  8. No one is meant to have any single gift. We have different gifts according to God's grace. We are not all meant to have the same gift.
  9. We cannot claim or produce spiritual gifts ourselves. They are given by the Holy Spirit alone according to His will.
  10. We should not feel ashamed if we do not have a particular gift like preaching or missionary work. We all have a gift and role to play as part of the body of Christ.
  11. The story of David illustrates this. Those who stayed behind with the supplies still received an equal share of the spoils. They had an equally important role, even if not on the front lines.
  12. No one should go into ministry or missions unless they are sure they have been called and gifted by God. Zeal or perceiving a need is not enough. God calls and equips those He chooses.

The Book of Romans

Dr. Martyn Lloyd-Jones

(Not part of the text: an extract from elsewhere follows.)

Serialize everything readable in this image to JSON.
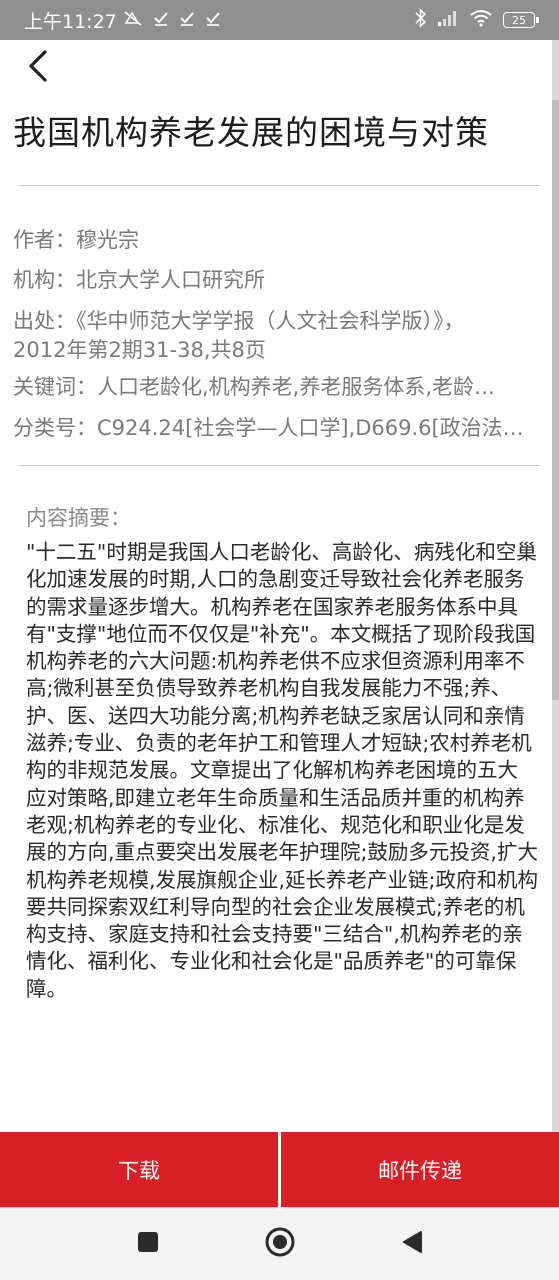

Dr. Martyn Lloyd-Jones (1899-1981) was a Welsh evangelical minister who preached and taught in the Reformed tradition. His principal ministry was at Westminster Chapel, in central London, from 1939-1968, where he delivered multi-year expositions on books of the bible such as Romans, Ephesians and the Gospel of John. In addition to the MLJ Trust’s collection of 1,600 of these sermons in audio format, most of these great sermon series are available in book form (including a 14 volume collection of the Romans sermons), as are other series such as "Spiritual Depression", "Studies in the Sermon on the Mount" and "Great Biblical Doctrines". He is considered by many evangelical leaders today to be an authority on biblical truth and the sufficiency of Scripture.